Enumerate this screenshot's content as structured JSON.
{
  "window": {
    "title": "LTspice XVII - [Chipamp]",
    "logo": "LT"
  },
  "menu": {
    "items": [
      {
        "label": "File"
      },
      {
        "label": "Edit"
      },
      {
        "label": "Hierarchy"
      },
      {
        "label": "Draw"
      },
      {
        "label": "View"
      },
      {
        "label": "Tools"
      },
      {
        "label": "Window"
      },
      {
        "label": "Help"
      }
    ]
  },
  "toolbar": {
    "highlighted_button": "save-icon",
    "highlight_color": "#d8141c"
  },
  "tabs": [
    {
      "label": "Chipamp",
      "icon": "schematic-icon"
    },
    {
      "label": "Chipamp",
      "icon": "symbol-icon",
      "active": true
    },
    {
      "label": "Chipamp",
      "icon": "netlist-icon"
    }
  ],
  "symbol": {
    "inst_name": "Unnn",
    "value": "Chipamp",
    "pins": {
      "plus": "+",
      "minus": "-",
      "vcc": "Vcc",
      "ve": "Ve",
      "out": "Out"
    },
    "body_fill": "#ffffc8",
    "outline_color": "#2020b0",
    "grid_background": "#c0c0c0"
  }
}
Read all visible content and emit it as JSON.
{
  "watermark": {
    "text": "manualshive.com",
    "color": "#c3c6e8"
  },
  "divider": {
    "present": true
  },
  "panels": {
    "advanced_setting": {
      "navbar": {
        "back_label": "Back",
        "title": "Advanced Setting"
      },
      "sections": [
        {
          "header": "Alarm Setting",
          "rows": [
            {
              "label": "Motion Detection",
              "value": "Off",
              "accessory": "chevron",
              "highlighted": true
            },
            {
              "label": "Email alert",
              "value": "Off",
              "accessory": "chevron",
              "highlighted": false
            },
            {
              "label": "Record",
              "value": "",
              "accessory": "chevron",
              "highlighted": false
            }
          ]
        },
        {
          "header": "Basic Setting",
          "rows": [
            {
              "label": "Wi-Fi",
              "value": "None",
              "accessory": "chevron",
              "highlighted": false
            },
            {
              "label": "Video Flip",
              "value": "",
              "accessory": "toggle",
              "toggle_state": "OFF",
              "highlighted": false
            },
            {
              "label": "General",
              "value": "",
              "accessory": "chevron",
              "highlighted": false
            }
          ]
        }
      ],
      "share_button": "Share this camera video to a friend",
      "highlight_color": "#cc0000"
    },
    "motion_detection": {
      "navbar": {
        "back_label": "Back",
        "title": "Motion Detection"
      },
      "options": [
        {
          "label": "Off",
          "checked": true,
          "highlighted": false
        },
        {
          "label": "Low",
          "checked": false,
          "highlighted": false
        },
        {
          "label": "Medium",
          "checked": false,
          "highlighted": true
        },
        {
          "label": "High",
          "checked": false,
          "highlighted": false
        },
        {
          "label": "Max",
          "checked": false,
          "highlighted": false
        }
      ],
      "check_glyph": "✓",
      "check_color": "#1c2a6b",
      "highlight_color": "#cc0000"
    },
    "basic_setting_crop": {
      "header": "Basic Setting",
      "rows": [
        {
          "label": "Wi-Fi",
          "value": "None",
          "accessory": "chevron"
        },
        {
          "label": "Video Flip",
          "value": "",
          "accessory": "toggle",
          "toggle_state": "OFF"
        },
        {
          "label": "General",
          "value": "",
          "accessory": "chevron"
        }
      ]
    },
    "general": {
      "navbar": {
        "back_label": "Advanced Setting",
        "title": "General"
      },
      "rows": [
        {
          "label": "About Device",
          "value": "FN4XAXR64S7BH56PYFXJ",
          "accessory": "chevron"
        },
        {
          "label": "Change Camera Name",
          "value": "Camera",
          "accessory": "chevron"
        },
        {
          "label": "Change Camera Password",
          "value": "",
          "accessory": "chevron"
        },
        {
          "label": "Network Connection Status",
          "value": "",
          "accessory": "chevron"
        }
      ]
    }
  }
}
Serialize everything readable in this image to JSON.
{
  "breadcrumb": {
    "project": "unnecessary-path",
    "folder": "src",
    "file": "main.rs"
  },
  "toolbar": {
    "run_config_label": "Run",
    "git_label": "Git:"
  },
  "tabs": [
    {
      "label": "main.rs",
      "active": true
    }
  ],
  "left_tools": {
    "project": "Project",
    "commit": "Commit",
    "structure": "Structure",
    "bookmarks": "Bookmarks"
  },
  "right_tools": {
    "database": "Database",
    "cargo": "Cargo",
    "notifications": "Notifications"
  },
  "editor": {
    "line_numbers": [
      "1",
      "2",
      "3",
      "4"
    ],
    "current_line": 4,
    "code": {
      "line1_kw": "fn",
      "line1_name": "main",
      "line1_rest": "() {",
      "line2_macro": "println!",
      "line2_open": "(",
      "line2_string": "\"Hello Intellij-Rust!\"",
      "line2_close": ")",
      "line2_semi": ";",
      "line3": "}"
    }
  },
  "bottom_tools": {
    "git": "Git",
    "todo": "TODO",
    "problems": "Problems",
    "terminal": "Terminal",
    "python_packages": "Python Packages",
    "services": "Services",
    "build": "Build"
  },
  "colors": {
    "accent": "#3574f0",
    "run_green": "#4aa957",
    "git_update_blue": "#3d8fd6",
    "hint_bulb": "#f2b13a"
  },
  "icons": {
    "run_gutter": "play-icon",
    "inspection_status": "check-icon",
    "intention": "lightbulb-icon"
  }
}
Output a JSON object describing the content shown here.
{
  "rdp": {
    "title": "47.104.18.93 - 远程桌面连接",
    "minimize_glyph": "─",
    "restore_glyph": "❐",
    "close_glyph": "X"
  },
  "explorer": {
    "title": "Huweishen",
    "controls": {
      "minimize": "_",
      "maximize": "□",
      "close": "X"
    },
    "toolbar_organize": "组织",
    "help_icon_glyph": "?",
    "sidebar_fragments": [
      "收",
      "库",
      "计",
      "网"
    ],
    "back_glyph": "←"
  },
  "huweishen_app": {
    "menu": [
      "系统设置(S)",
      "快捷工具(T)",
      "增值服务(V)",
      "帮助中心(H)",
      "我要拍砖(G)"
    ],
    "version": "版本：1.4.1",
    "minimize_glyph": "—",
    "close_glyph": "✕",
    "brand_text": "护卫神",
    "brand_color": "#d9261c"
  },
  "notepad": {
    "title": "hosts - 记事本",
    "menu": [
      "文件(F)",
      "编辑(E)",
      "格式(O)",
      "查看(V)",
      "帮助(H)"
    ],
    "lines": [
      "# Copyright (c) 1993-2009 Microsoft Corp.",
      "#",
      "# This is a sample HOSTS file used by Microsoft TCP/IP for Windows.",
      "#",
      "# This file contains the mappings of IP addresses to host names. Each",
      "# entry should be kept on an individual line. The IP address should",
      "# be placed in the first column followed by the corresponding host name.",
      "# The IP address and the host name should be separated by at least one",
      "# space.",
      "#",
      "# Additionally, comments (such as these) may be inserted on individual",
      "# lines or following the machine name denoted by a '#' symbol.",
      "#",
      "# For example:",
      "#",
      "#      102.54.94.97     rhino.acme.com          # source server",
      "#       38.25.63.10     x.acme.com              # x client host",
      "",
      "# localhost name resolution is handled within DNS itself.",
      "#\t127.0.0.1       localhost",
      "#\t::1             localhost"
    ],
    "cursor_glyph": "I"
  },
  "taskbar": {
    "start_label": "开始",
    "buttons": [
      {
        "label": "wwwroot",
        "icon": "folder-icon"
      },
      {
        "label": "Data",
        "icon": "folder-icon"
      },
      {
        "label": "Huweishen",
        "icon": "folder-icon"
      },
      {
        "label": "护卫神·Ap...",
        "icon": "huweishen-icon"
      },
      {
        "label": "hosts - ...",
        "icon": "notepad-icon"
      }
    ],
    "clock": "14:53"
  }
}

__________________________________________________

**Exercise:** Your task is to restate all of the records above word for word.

**Task answer:**
Enumerate this screenshot's content as structured JSON.
{
  "window": {
    "title": "LTspice XVII - [Chipamp]",
    "logo": "LT"
  },
  "menu": {
    "items": [
      {
        "label": "File"
      },
      {
        "label": "Edit"
      },
      {
        "label": "Hierarchy"
      },
      {
        "label": "Draw"
      },
      {
        "label": "View"
      },
      {
        "label": "Tools"
      },
      {
        "label": "Window"
      },
      {
        "label": "Help"
      }
    ]
  },
  "toolbar": {
    "highlighted_button": "save-icon",
    "highlight_color": "#d8141c"
  },
  "tabs": [
    {
      "label": "Chipamp",
      "icon": "schematic-icon"
    },
    {
      "label": "Chipamp",
      "icon": "symbol-icon",
      "active": true
    },
    {
      "label": "Chipamp",
      "icon": "netlist-icon"
    }
  ],
  "symbol": {
    "inst_name": "Unnn",
    "value": "Chipamp",
    "pins": {
      "plus": "+",
      "minus": "-",
      "vcc": "Vcc",
      "ve": "Ve",
      "out": "Out"
    },
    "body_fill": "#ffffc8",
    "outline_color": "#2020b0",
    "grid_background": "#c0c0c0"
  }
}
Read all visible content and emit it as JSON.
{
  "watermark": {
    "text": "manualshive.com",
    "color": "#c3c6e8"
  },
  "divider": {
    "present": true
  },
  "panels": {
    "advanced_setting": {
      "navbar": {
        "back_label": "Back",
        "title": "Advanced Setting"
      },
      "sections": [
        {
          "header": "Alarm Setting",
          "rows": [
            {
              "label": "Motion Detection",
              "value": "Off",
              "accessory": "chevron",
              "highlighted": true
            },
            {
              "label": "Email alert",
              "value": "Off",
              "accessory": "chevron",
              "highlighted": false
            },
            {
              "label": "Record",
              "value": "",
              "accessory": "chevron",
              "highlighted": false
            }
          ]
        },
        {
          "header": "Basic Setting",
          "rows": [
            {
              "label": "Wi-Fi",
              "value": "None",
              "accessory": "chevron",
              "highlighted": false
            },
            {
              "label": "Video Flip",
              "value": "",
              "accessory": "toggle",
              "toggle_state": "OFF",
              "highlighted": false
            },
            {
              "label": "General",
              "value": "",
              "accessory": "chevron",
              "highlighted": false
            }
          ]
        }
      ],
      "share_button": "Share this camera video to a friend",
      "highlight_color": "#cc0000"
    },
    "motion_detection": {
      "navbar": {
        "back_label": "Back",
        "title": "Motion Detection"
      },
      "options": [
        {
          "label": "Off",
          "checked": true,
          "highlighted": false
        },
        {
          "label": "Low",
          "checked": false,
          "highlighted": false
        },
        {
          "label": "Medium",
          "checked": false,
          "highlighted": true
        },
        {
          "label": "High",
          "checked": false,
          "highlighted": false
        },
        {
          "label": "Max",
          "checked": false,
          "highlighted": false
        }
      ],
      "check_glyph": "✓",
      "check_color": "#1c2a6b",
      "highlight_color": "#cc0000"
    },
    "basic_setting_crop": {
      "header": "Basic Setting",
      "rows": [
        {
          "label": "Wi-Fi",
          "value": "None",
          "accessory": "chevron"
        },
        {
          "label": "Video Flip",
          "value": "",
          "accessory": "toggle",
          "toggle_state": "OFF"
        },
        {
          "label": "General",
          "value": "",
          "accessory": "chevron"
        }
      ]
    },
    "general": {
      "navbar": {
        "back_label": "Advanced Setting",
        "title": "General"
      },
      "rows": [
        {
          "label": "About Device",
          "value": "FN4XAXR64S7BH56PYFXJ",
          "accessory": "chevron"
        },
        {
          "label": "Change Camera Name",
          "value": "Camera",
          "accessory": "chevron"
        },
        {
          "label": "Change Camera Password",
          "value": "",
          "accessory": "chevron"
        },
        {
          "label": "Network Connection Status",
          "value": "",
          "accessory": "chevron"
        }
      ]
    }
  }
}
Serialize everything readable in this image to JSON.
{
  "breadcrumb": {
    "project": "unnecessary-path",
    "folder": "src",
    "file": "main.rs"
  },
  "toolbar": {
    "run_config_label": "Run",
    "git_label": "Git:"
  },
  "tabs": [
    {
      "label": "main.rs",
      "active": true
    }
  ],
  "left_tools": {
    "project": "Project",
    "commit": "Commit",
    "structure": "Structure",
    "bookmarks": "Bookmarks"
  },
  "right_tools": {
    "database": "Database",
    "cargo": "Cargo",
    "notifications": "Notifications"
  },
  "editor": {
    "line_numbers": [
      "1",
      "2",
      "3",
      "4"
    ],
    "current_line": 4,
    "code": {
      "line1_kw": "fn",
      "line1_name": "main",
      "line1_rest": "() {",
      "line2_macro": "println!",
      "line2_open": "(",
      "line2_string": "\"Hello Intellij-Rust!\"",
      "line2_close": ")",
      "line2_semi": ";",
      "line3": "}"
    }
  },
  "bottom_tools": {
    "git": "Git",
    "todo": "TODO",
    "problems": "Problems",
    "terminal": "Terminal",
    "python_packages": "Python Packages",
    "services": "Services",
    "build": "Build"
  },
  "colors": {
    "accent": "#3574f0",
    "run_green": "#4aa957",
    "git_update_blue": "#3d8fd6",
    "hint_bulb": "#f2b13a"
  },
  "icons": {
    "run_gutter": "play-icon",
    "inspection_status": "check-icon",
    "intention": "lightbulb-icon"
  }
}
Output a JSON object describing the content shown here.
{
  "rdp": {
    "title": "47.104.18.93 - 远程桌面连接",
    "minimize_glyph": "─",
    "restore_glyph": "❐",
    "close_glyph": "X"
  },
  "explorer": {
    "title": "Huweishen",
    "controls": {
      "minimize": "_",
      "maximize": "□",
      "close": "X"
    },
    "toolbar_organize": "组织",
    "help_icon_glyph": "?",
    "sidebar_fragments": [
      "收",
      "库",
      "计",
      "网"
    ],
    "back_glyph": "←"
  },
  "huweishen_app": {
    "menu": [
      "系统设置(S)",
      "快捷工具(T)",
      "增值服务(V)",
      "帮助中心(H)",
      "我要拍砖(G)"
    ],
    "version": "版本：1.4.1",
    "minimize_glyph": "—",
    "close_glyph": "✕",
    "brand_text": "护卫神",
    "brand_color": "#d9261c"
  },
  "notepad": {
    "title": "hosts - 记事本",
    "menu": [
      "文件(F)",
      "编辑(E)",
      "格式(O)",
      "查看(V)",
      "帮助(H)"
    ],
    "lines": [
      "# Copyright (c) 1993-2009 Microsoft Corp.",
      "#",
      "# This is a sample HOSTS file used by Microsoft TCP/IP for Windows.",
      "#",
      "# This file contains the mappings of IP addresses to host names. Each",
      "# entry should be kept on an individual line. The IP address should",
      "# be placed in the first column followed by the corresponding host name.",
      "# The IP address and the host name should be separated by at least one",
      "# space.",
      "#",
      "# Additionally, comments (such as these) may be inserted on individual",
      "# lines or following the machine name denoted by a '#' symbol.",
      "#",
      "# For example:",
      "#",
      "#      102.54.94.97     rhino.acme.com          # source server",
      "#       38.25.63.10     x.acme.com              # x client host",
      "",
      "# localhost name resolution is handled within DNS itself.",
      "#\t127.0.0.1       localhost",
      "#\t::1             localhost"
    ],
    "cursor_glyph": "I"
  },
  "taskbar": {
    "start_label": "开始",
    "buttons": [
      {
        "label": "wwwroot",
        "icon": "folder-icon"
      },
      {
        "label": "Data",
        "icon": "folder-icon"
      },
      {
        "label": "Huweishen",
        "icon": "folder-icon"
      },
      {
        "label": "护卫神·Ap...",
        "icon": "huweishen-icon"
      },
      {
        "label": "hosts - ...",
        "icon": "notepad-icon"
      }
    ],
    "clock": "14:53"
  }
}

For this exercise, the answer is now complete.